European Neighbourhood Policy
Prosperity, stability and security in the countries to the EU's east and south are in everybody's interests. The European Neighbourhood Policy (ENP) goes beyond standard trade and cooperation agreements, extending to political association, deeper economic integration, increased mobility and people-to-people contacts. Bilateral action plans are open to any of these countries wishing to deepen relations with the EU. The Eastern Partnership complements the ENP, seeking to improve political and trade relations between the EU and Armenia, Azerbaijan, Belarus, Georgia, Moldova and Ukraine. The Partnership for democracy and shared prosperity with the Southern Mediterranean supports practical measures underpinning the transition to democracy in the countries of the Southern Mediterranean.
Black Sea Synergy
In place since 2008, the strategy is stimulating democratic and economic reforms in the Black Sea area while promoting development and encouraging the peaceful resolution of conflicts. A supplementary Environmental Partnership addresses issues such as biodiversity conservation, pollution, eco-innovation and coastal zone/river basin management.
Central Asia Strategy
The strategy is a platform for political dialogue between the EU and five Central Asian countries: Kazakhstan, Kyrgyz Republic, Tajikistan, Turkmenistan and Uzbekistan. Together, they are looking for solutions to combat drug trafficking and improve border management. Cooperation is also ongoing on education, rule of law, energy, transport, environment and water.

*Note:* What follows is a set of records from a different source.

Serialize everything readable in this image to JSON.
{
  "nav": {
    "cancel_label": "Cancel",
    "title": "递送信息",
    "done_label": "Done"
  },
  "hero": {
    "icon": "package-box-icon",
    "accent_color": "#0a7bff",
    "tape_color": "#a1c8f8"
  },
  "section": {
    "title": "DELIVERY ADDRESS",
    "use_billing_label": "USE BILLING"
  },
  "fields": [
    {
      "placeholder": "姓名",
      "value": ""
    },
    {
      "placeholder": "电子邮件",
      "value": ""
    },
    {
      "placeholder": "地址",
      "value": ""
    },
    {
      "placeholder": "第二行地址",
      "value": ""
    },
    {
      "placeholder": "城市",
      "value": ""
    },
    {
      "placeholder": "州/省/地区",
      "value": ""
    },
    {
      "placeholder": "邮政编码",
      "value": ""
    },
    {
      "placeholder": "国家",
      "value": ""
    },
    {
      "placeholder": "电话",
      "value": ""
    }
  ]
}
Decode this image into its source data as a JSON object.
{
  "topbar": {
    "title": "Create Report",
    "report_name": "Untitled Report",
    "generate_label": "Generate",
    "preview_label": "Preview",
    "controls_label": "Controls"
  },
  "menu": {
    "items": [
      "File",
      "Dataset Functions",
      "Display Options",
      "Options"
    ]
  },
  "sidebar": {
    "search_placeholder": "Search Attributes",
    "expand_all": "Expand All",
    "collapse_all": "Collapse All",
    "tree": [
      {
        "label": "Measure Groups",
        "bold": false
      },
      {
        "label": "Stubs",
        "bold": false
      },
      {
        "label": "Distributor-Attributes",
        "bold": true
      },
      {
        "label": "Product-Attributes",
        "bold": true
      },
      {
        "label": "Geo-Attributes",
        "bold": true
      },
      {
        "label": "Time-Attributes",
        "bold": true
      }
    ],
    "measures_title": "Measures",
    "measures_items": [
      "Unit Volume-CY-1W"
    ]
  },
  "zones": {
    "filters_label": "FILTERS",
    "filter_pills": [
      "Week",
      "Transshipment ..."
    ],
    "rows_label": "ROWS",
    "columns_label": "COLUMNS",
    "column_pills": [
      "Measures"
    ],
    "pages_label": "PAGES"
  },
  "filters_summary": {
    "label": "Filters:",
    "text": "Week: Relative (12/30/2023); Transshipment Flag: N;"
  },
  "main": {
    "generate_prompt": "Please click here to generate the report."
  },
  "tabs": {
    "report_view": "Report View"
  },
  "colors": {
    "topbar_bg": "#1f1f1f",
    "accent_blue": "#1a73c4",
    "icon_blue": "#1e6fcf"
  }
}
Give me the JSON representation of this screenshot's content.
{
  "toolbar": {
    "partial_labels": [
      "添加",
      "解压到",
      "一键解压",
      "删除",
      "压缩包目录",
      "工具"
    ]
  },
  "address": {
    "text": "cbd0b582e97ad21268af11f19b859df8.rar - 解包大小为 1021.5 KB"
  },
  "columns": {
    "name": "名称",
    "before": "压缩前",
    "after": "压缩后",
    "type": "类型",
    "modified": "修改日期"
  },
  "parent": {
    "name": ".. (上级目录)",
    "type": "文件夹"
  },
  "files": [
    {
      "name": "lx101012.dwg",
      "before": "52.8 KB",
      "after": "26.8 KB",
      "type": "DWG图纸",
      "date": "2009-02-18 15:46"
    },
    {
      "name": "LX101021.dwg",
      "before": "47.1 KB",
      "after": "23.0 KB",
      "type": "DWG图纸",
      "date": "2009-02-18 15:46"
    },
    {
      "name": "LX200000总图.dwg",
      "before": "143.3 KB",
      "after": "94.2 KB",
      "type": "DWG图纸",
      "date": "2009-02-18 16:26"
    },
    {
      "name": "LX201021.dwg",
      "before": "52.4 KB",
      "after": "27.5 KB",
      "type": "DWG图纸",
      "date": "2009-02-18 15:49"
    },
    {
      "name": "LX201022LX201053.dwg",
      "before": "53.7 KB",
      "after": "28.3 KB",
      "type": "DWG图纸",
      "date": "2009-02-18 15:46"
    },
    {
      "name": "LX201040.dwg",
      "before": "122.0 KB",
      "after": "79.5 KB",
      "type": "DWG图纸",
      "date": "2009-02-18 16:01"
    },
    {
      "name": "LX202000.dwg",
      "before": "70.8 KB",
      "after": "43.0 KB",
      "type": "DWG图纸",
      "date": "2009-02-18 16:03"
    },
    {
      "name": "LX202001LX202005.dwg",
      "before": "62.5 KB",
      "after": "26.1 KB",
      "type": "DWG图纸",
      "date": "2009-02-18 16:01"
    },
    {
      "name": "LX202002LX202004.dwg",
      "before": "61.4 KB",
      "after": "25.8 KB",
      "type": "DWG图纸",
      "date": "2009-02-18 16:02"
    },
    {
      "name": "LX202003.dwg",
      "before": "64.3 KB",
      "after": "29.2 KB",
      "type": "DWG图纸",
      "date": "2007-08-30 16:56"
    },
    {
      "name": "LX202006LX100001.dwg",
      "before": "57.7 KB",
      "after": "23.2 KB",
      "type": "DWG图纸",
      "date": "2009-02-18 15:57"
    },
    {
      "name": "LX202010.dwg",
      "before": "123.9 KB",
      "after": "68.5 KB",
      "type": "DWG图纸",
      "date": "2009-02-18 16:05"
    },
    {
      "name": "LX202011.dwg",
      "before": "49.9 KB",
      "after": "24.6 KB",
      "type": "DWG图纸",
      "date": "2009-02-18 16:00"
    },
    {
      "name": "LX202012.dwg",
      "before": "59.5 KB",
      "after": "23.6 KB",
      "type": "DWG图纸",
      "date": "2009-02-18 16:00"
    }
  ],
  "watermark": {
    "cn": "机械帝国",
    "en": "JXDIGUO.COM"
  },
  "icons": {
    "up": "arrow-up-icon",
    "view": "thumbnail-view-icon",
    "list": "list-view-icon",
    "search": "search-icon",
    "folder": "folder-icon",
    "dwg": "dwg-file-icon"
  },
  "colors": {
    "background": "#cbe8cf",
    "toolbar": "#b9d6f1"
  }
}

The EU has three (and when Iceland joins, four) Arctic Council states amongst its members. The EU is also a major destination for resources and goods from the Arctic region. Many of its policies and regulations therefore have implications for Arctic stakeholders. EU Arctic policy has three key goals: protecting and preserving the Arctic in collaboration with its population; promoting the sustainable use of resources; strengthening international cooperation. As climate change and economic development accelerate in the region, the EU intends to step up its engagement with its Arctic partners.
Euro-Mediterranean Partnership (EUROMED)
The Union for the Mediterranean promotes economic integration and democratic reform across 16 neighbours to the EU's south in North Africa and the Middle East. The EUROMED agenda includes the de-pollution of the Mediterranean Sea, improving maritime and land transport connections, preparing for, preventing and dealing with natural disasters, developing solar energy, a joint university and support for businesses.
Covering a broad geographic area (parts of the Arctic, the Baltic Sea and areas around Russia, Iceland and Greenland), the Northern Dimension is co-owned as a policy by the EU, Norway, Iceland and Russia. Individual 'partnerships' cover the environment, public health and social wellbeing, culture, and transport and logistics.